- Published: Friday, 17 January 2020 09:00
Lit up on a billboard so everyone sees them in neon
-In Neon, Elton John
For a century, neon lights have been synonymous – even metonymous – with marketing, entertainment, and nightlife. This month marks the 105th anniversary of neon lighting being patented in the US, so it seems like a good time to explore the physics behind the lights.
Gas discharge lighting uses the ionization of a gas to produce light. An electric field is created in the tube that strips some of the outer electrons from the atoms of the gas in the tube. These free electrons flow towards the positively charged anode on one end of the tube, while the now positively charged atoms flow towards the negatively charged cathode. They collide with other neutrally-charged atoms, exchanging charge and gaining energy from the collisions; when these now higher-energy atoms release this excess energy, they produce light. The color of this light is determined by the structure of the atoms; each produces a distinctive spectrum.
When first created as an experiment, these tubes were filled with a variety of gases, and often burned out quickly. French scientist Georges Claude discovered that using noble gases like neon and argon, which do not react with most other materials, greatly extended their lifespan; and also developed better ways of keeping the electrical power steady in the tube. This made them practical for lighting and signage, and he was able to patent the device; a patent was approved in the US on January 19, 1914.
Lights like this have been used for many other purposes in the past, as well – many outdoor lamps use gas discharge lighting, though this is now being replaced in many places by more energy-efficient LED lighting. So soon we may only see gas discharge lighting in the laboratory and in artistic applications like these.
We often use straight tubes with a single gas in them in the classroom to demonstrate the spectrum of an element or compound. Many classes have used these when introducing the concept of spectroscopy or when discussing the structure of atoms; check out demonstration N2-05: Diffraction Spectra, which can be used with lightweight diffraction gratings to let every student see the spectrum of some common or popular elements. This has consistently been one of our more popular demonstrations. Less often used, though, are these classic discharge tubes (sometimes called Geissler tubes) found at P3-24. They can be a fun addition to any discussion of ionization and atomic structure.

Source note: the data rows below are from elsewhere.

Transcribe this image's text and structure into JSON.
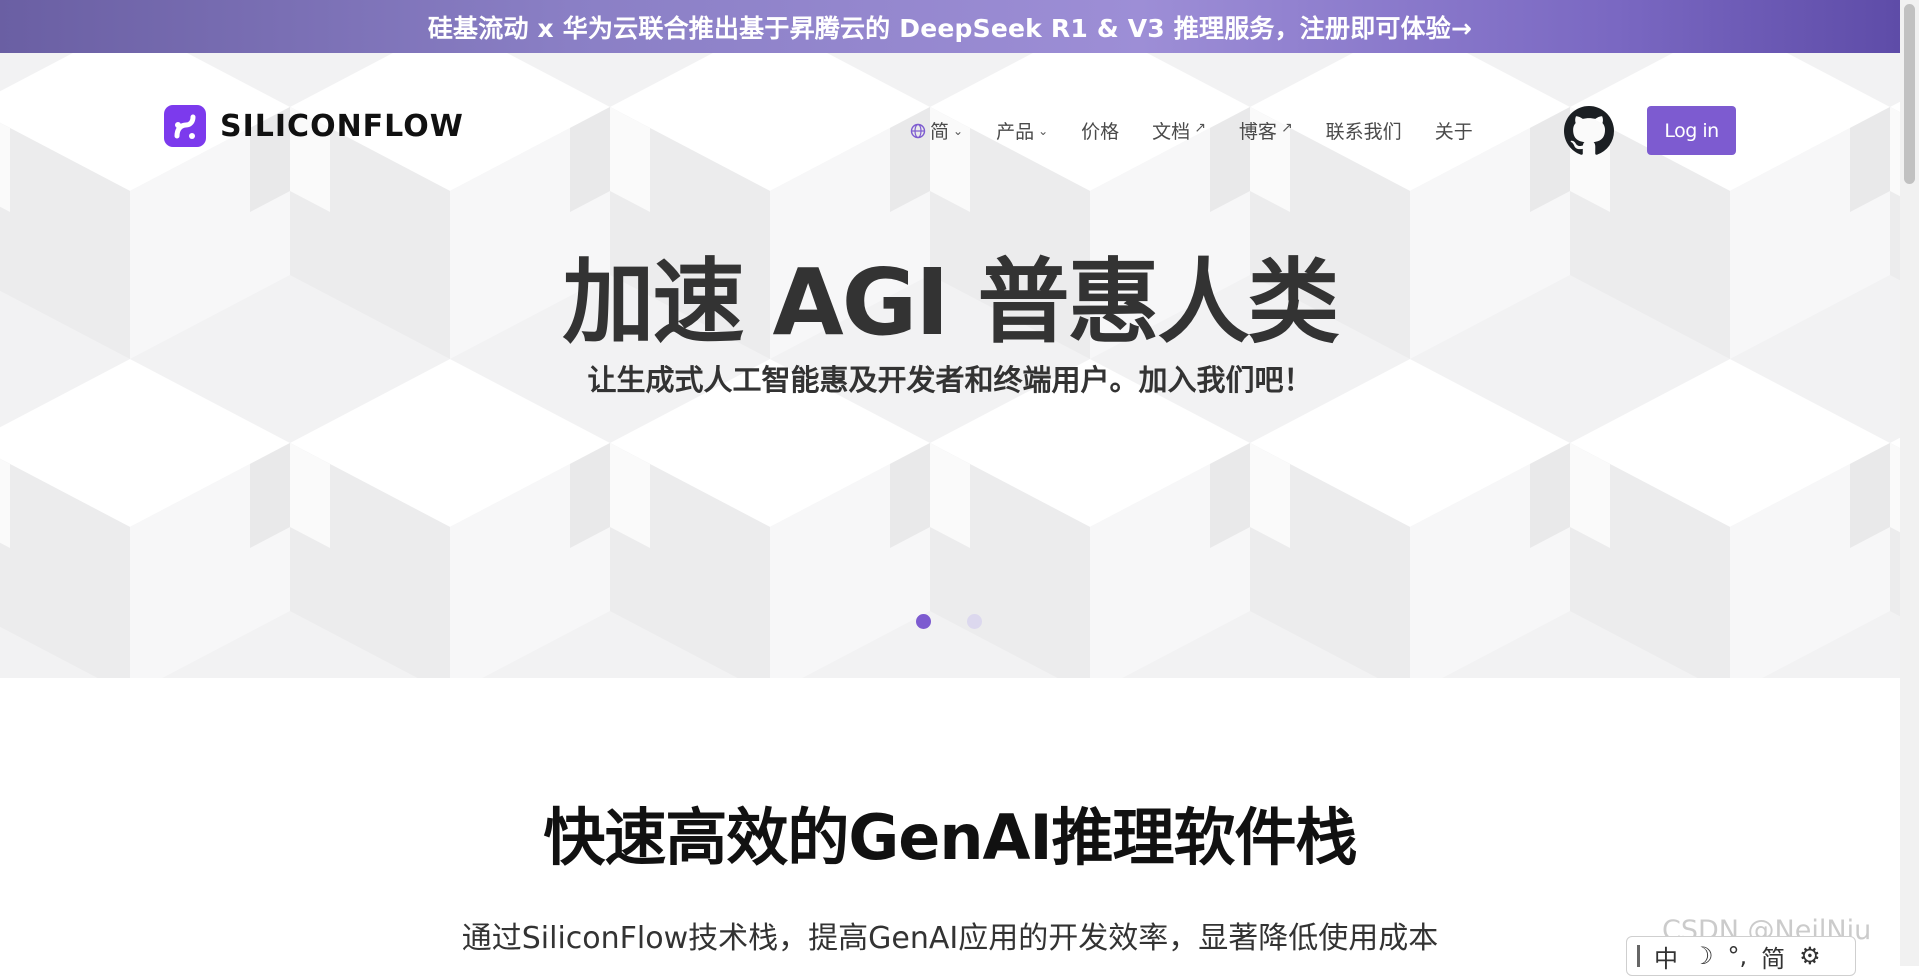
{
  "banner": {
    "text": "硅基流动 x 华为云联合推出基于昇腾云的 DeepSeek R1 & V3 推理服务，注册即可体验→"
  },
  "logo": {
    "text": "SILICONFLOW"
  },
  "nav": {
    "items": [
      {
        "label": "简",
        "icon": "globe-icon",
        "dropdown": true
      },
      {
        "label": "产品",
        "dropdown": true
      },
      {
        "label": "价格"
      },
      {
        "label": "文档",
        "external": true
      },
      {
        "label": "博客",
        "external": true
      },
      {
        "label": "联系我们"
      },
      {
        "label": "关于"
      }
    ],
    "github_icon": "github-icon",
    "login_label": "Log in"
  },
  "hero": {
    "title": "加速 AGI 普惠人类",
    "subtitle": "让生成式人工智能惠及开发者和终端用户。加入我们吧！",
    "slide_count": 2,
    "active_slide": 1
  },
  "section": {
    "title": "快速高效的GenAI推理软件栈",
    "subtitle": "通过SiliconFlow技术栈，提高GenAI应用的开发效率，显著降低使用成本"
  },
  "watermark": "CSDN @NeilNiu",
  "ime": {
    "lang": "中",
    "moon_icon": "moon-icon",
    "punct": "°,",
    "mode": "简",
    "settings_icon": "gear-icon"
  },
  "colors": {
    "accent": "#7d5bd0",
    "banner_start": "#6a5fa3",
    "banner_end": "#5e4ca8"
  }
}
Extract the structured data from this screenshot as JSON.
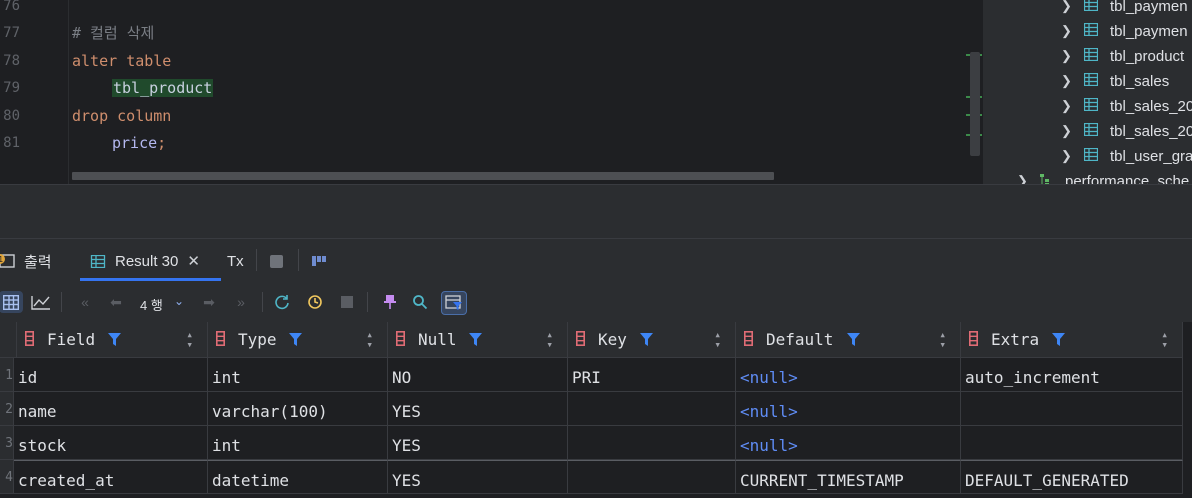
{
  "editor": {
    "lines": [
      {
        "num": "76",
        "code": ""
      },
      {
        "num": "77",
        "code": "# 컬럼 삭제"
      },
      {
        "num": "78",
        "code": "alter table"
      },
      {
        "num": "79",
        "code": "tbl_product"
      },
      {
        "num": "80",
        "code": "drop column"
      },
      {
        "num": "81",
        "code": "price;"
      }
    ],
    "comment": "# 컬럼 삭제",
    "kw_alter": "alter",
    "kw_table": "table",
    "table_name": "tbl_product",
    "kw_drop": "drop",
    "kw_column": "column",
    "field": "price",
    "semicolon": ";"
  },
  "tree": {
    "items": [
      {
        "label": "tbl_paymen",
        "icon": "table-icon"
      },
      {
        "label": "tbl_paymen",
        "icon": "table-icon"
      },
      {
        "label": "tbl_product",
        "icon": "table-icon"
      },
      {
        "label": "tbl_sales",
        "icon": "table-icon"
      },
      {
        "label": "tbl_sales_20",
        "icon": "table-icon"
      },
      {
        "label": "tbl_sales_20",
        "icon": "table-icon"
      },
      {
        "label": "tbl_user_gra",
        "icon": "table-icon"
      }
    ],
    "schema_label": "performance_sche"
  },
  "tabs": {
    "output_label": "출력",
    "result_label": "Result 30",
    "tx_label": "Tx"
  },
  "toolbar": {
    "rows_label": "4 행"
  },
  "grid": {
    "columns": [
      "Field",
      "Type",
      "Null",
      "Key",
      "Default",
      "Extra"
    ],
    "rows": [
      {
        "num": "1",
        "cells": [
          "id",
          "int",
          "NO",
          "PRI",
          "<null>",
          "auto_increment"
        ]
      },
      {
        "num": "2",
        "cells": [
          "name",
          "varchar(100)",
          "YES",
          "",
          "<null>",
          ""
        ]
      },
      {
        "num": "3",
        "cells": [
          "stock",
          "int",
          "YES",
          "",
          "<null>",
          ""
        ]
      },
      {
        "num": "4",
        "cells": [
          "created_at",
          "datetime",
          "YES",
          "",
          "CURRENT_TIMESTAMP",
          "DEFAULT_GENERATED"
        ]
      }
    ]
  },
  "colors": {
    "accent": "#3574f0",
    "keyword": "#cf8e6d",
    "null_value": "#5f8cf5",
    "highlight": "#204a2c"
  }
}
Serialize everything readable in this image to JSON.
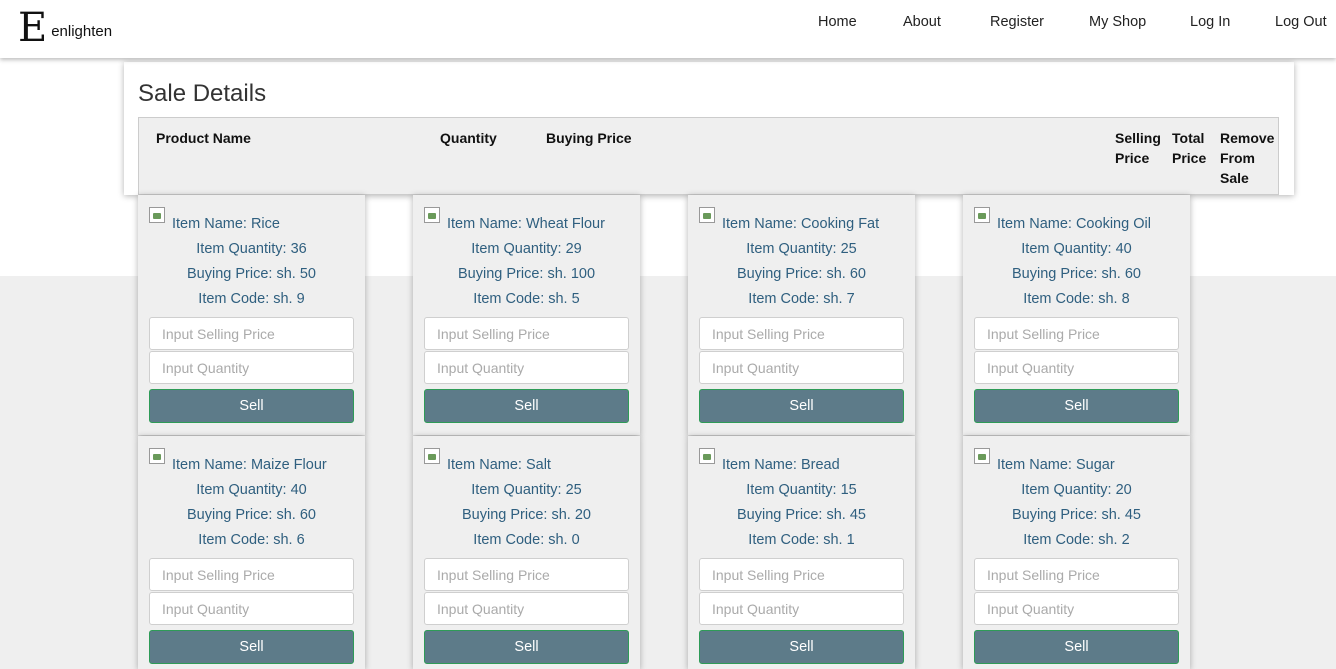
{
  "brand": {
    "mark": "E",
    "name": "enlighten"
  },
  "nav": {
    "home": "Home",
    "about": "About",
    "register": "Register",
    "my_shop": "My Shop",
    "log_in": "Log In",
    "log_out": "Log Out"
  },
  "sale_details": {
    "title": "Sale Details",
    "columns": {
      "product_name": "Product Name",
      "quantity": "Quantity",
      "buying_price": "Buying Price",
      "selling_price": "Selling Price",
      "total_price": "Total Price",
      "remove": "Remove From Sale"
    }
  },
  "card_placeholders": {
    "selling_price": "Input Selling Price",
    "quantity": "Input Quantity"
  },
  "sell_label": "Sell",
  "items": [
    {
      "name": "Item Name: Rice",
      "quantity": "Item Quantity: 36",
      "buying_price": "Buying Price: sh. 50",
      "code": "Item Code: sh. 9"
    },
    {
      "name": "Item Name: Wheat Flour",
      "quantity": "Item Quantity: 29",
      "buying_price": "Buying Price: sh. 100",
      "code": "Item Code: sh. 5"
    },
    {
      "name": "Item Name: Cooking Fat",
      "quantity": "Item Quantity: 25",
      "buying_price": "Buying Price: sh. 60",
      "code": "Item Code: sh. 7"
    },
    {
      "name": "Item Name: Cooking Oil",
      "quantity": "Item Quantity: 40",
      "buying_price": "Buying Price: sh. 60",
      "code": "Item Code: sh. 8"
    },
    {
      "name": "Item Name: Maize Flour",
      "quantity": "Item Quantity: 40",
      "buying_price": "Buying Price: sh. 60",
      "code": "Item Code: sh. 6"
    },
    {
      "name": "Item Name: Salt",
      "quantity": "Item Quantity: 25",
      "buying_price": "Buying Price: sh. 20",
      "code": "Item Code: sh. 0"
    },
    {
      "name": "Item Name: Bread",
      "quantity": "Item Quantity: 15",
      "buying_price": "Buying Price: sh. 45",
      "code": "Item Code: sh. 1"
    },
    {
      "name": "Item Name: Sugar",
      "quantity": "Item Quantity: 20",
      "buying_price": "Buying Price: sh. 45",
      "code": "Item Code: sh. 2"
    }
  ],
  "colors": {
    "sell_button": "#5d7b89",
    "sell_button_border": "#2e9b57",
    "item_text": "#2f5f7f",
    "panel_background": "#efefef"
  }
}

Despite the common name, many of these signs today aren’t actually filled with neon, but argon; other gases can be used as well. In the pictures here, only one light has the distinctive red glow of neon. Colloquially, though, they tend to all be referred to as “neon lights,” if only because “gas discharge tube light” is hard to fit into a rock lyric.